  • Vira will present the main findings of her recent study of unilateral sanctions as a form of ‘decelerators’ on the sustainable development of states, including Venezuela and Iran.

Professor Alan Cafruny

  • Henry Platt Bristol Professor of International Affairs at Hamilton College (USA). He is the author of numerous books and scholarly articles in the areas of international political economy, European politics, and the transatlantic relationship.
  • Alan will address the issue of the U.S. Sanctions as an ‘Offensive’ for some states by looking into the implications of sanctions for ‘Third Parties’ and the Transatlantic Relationship

Dr Francis Boateng Frimpong

  • Senior lecturer at the Royal Docks School of Business and Law, the associate director of the Centre for the Study of States, Markets and People (STAMP), University of East London. Francis is the author of Financialisation and Poverty Alleviation in Ghana: Myths and Realities. His research interests include Neoliberalism, Poverty Alleviation, the Political Economy of Africa, and Big Data.
  • Francis will look inside Africa to explore some myths and realities of the AU’s sanctions against its member states over the period from 2003 to 2022. Paradoxically, instead of resolving the internal political problems in target states, the AU’s sanctions increased instability, impeded economic growth, and perpetuated humanitarian problems.

Dr Rishika Chauhan

  • MacArthur funded Post-Doctoral Researcher at the Department of War Studies, King's College London. Her research focuses on sanctions and nuclear non-proliferation, with an emphasis on the Indian and Chinese perspectives.
  • Rishika will explore the impact of secondary sanctions on third countries, with a focus on India. She will explore India’s attempts to ‘balance norms and interests’ to withstand the negative effects of the US secondary sanctions.

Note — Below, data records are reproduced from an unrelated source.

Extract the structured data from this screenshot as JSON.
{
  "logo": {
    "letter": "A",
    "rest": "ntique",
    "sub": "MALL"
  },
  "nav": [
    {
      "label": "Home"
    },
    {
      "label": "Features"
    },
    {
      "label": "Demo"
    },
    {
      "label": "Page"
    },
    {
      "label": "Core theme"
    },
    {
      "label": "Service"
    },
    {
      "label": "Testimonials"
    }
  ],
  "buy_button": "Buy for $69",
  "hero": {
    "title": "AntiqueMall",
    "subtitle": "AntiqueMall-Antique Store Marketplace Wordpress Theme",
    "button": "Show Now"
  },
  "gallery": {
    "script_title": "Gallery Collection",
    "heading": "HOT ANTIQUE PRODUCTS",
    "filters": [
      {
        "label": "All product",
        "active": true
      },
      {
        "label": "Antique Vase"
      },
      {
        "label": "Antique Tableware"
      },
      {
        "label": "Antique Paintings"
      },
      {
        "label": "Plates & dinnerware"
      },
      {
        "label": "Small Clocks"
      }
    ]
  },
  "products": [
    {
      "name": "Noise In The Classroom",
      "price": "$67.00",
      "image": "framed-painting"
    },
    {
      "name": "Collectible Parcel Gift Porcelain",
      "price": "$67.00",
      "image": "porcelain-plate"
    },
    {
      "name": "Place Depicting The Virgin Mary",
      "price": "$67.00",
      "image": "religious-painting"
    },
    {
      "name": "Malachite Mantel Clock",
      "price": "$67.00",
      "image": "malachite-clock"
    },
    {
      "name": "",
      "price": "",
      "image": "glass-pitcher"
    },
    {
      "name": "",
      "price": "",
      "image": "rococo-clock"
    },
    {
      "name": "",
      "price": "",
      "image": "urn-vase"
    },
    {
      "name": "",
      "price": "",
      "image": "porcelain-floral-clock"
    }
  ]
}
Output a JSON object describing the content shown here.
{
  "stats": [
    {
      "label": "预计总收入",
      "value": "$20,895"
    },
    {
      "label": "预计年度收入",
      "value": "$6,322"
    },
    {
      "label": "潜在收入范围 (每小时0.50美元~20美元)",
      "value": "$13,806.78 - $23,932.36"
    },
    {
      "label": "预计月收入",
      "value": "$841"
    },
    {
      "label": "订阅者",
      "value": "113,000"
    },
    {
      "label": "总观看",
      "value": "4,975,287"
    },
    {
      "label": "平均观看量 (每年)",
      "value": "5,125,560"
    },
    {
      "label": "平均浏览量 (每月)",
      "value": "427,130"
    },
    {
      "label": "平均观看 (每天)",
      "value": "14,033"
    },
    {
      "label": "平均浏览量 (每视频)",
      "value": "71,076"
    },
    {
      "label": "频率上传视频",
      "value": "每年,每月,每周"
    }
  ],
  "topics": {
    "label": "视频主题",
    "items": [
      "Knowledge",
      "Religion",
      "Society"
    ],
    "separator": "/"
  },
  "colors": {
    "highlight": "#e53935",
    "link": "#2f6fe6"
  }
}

At this event

KseniaKirkham

Lecturer in Economic Warfare Education

Wyn Bowen cropped

Professor of Non-Proliferation and International Security

adnan160

Reader in Russian Political Economy

Rishika Chauhan high resolution portrait

MacArthur funded Post-Doctoral Researcher


Search for another event